Apr 19, 2017
Pattie Lovett-Reid: The tax clock is ticking
Chief Financial Commentator, CTV
We’re in the final month of the 2017 tax season, meaning it’s crunch time for many Canadians.
In total, 8.65 million people will have filed their taxes by now (of which 3.37 million file within the do-it-yourself category). Even though so many of us have completed our taxes, we do still have a ways to go.
A survey conducted by TurboTax at the beginning of the tax season revealed 26 per cent of Canadians admitted they are likely to file at the last minute. The survey also found that men are more likely than their female counterparts to wait until the last-minute to complete their taxes (30 per cent versus 23 per cent). They are also more likely to file their taxes late (11 per cent versus eight per cent).
For those who have filed, the data below highlights key trends for this year’s tax season, from demographics of tax filers, to what credits and deductions are being most utilized:
- To date, millennials and Gen Y is leading the pack when it comes to filing their taxes (41.2 per cent of overall tax filers). Gen X is next (30.1 per cent), followed by Baby Boomers (20.5 per cent).
- Manitoba is the most charitable province with 34.40 per cent of its residents having filed credits for donations (vs. National Average of 28.05 per cent). The average donation amount claimed is $1,255.84.
- 46.3 per cent of Gen Xers have contributed to their RRSPs, followed by 36.1 per cent of Baby Boomers. The average contribution amount for all demographics is $5,151.53.

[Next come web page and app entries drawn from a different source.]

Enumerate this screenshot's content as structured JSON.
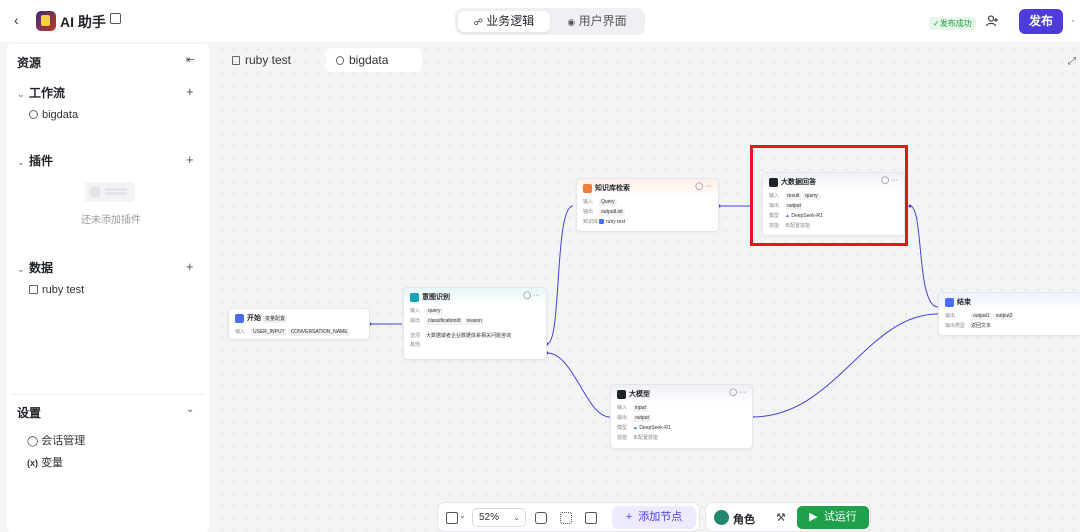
{
  "header": {
    "back_icon": "chevron-left-icon",
    "app_title": "AI 助手",
    "tabs": [
      {
        "label": "业务逻辑",
        "icon": "flow-icon",
        "active": true
      },
      {
        "label": "用户界面",
        "icon": "palette-icon",
        "active": false
      }
    ],
    "status_badge": "发布成功",
    "publish_label": "发布",
    "more_label": "·"
  },
  "sidebar": {
    "title": "资源",
    "sections": [
      {
        "label": "工作流",
        "items": [
          "bigdata"
        ]
      },
      {
        "label": "插件",
        "empty_text": "还未添加插件"
      },
      {
        "label": "数据",
        "items": [
          "ruby test"
        ]
      }
    ],
    "settings": {
      "title": "设置",
      "items": [
        {
          "label": "会话管理",
          "icon": "chat-manage-icon"
        },
        {
          "label": "变量",
          "icon_text": "(x)"
        }
      ]
    }
  },
  "canvas": {
    "tabs": [
      {
        "label": "ruby test",
        "icon": "doc-icon",
        "active": false
      },
      {
        "label": "bigdata",
        "icon": "flow-circle-icon",
        "active": true
      }
    ],
    "nodes": {
      "start": {
        "title": "开始",
        "tag": "变量配置",
        "input_label": "输入",
        "inputs": [
          "USER_INPUT",
          "CONVERSATION_NAME"
        ],
        "color": "#4d6bfe"
      },
      "intent": {
        "title": "意图识别",
        "input_label": "输入",
        "inputs": [
          "query"
        ],
        "output_label": "输出",
        "outputs": [
          "classificationId",
          "reason"
        ],
        "option_label": "选项",
        "option_value": "大数据或者企业数据体系相关问题咨询",
        "other_label": "其他",
        "color": "#17a2b8"
      },
      "knowledge": {
        "title": "知识库检索",
        "input_label": "输入",
        "inputs": [
          "Query"
        ],
        "output_label": "输出",
        "outputs": [
          "outputList"
        ],
        "kb_label": "知识库",
        "kb_value": "ruby test",
        "color": "#f07c3a"
      },
      "bigdata_reply": {
        "title": "大数据回答",
        "input_label": "输入",
        "inputs": [
          "result",
          "query"
        ],
        "output_label": "输出",
        "outputs": [
          "output"
        ],
        "model_label": "模型",
        "model_value": "DeepSeek-R1",
        "skill_label": "技能",
        "skill_value": "未配置技能",
        "color": "#1f2329"
      },
      "llm": {
        "title": "大模型",
        "input_label": "输入",
        "inputs": [
          "input"
        ],
        "output_label": "输出",
        "outputs": [
          "output"
        ],
        "model_label": "模型",
        "model_value": "DeepSeek-R1",
        "skill_label": "技能",
        "skill_value": "未配置技能",
        "color": "#1f2329"
      },
      "end": {
        "title": "结束",
        "output_label": "输出",
        "outputs": [
          "output1",
          "output2"
        ],
        "mode_label": "输出类型",
        "mode_value": "返回文本",
        "color": "#4d6bfe"
      }
    },
    "highlight_color": "#e5161d",
    "edge_color": "#4d3bdb"
  },
  "toolbar": {
    "zoom": "52%",
    "add_node_label": "添加节点",
    "role_label": "角色",
    "run_label": "试运行",
    "accent": "#4d3bdb",
    "run_color": "#1fa04a"
  }
}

The top five deductions claimed by Canadians include:
- Employment amount (84.7 per cent)
- CPP/EI (81.8 per cent)
- Medical expenses (12.8 per cent)
- Transit passes (12.5 per cent)
- Spousal/dependent amount (12.0 per cent)
Your tax return needs to be filed by April 30, and your payment has to be received by the CRA on or before the deadline. If you are sending you payment by mail, the envelope with the cheque has to be postmarked on or before April 30.
The penalties for filing your tax return late can be quite steep if you have a balance owing. If you owe tax, the CRA charges you a late filing penalty. The penalty is 5 per cent of your balance owing, plus an additional one per cent of your balance owing for each month your tax return is late, up to a maximum of 12 months.
As with your credit card bill, if you cannot afford to pay the full balance that you owe, consider paying at least a portion. That way, you avoid costly late filing penalties.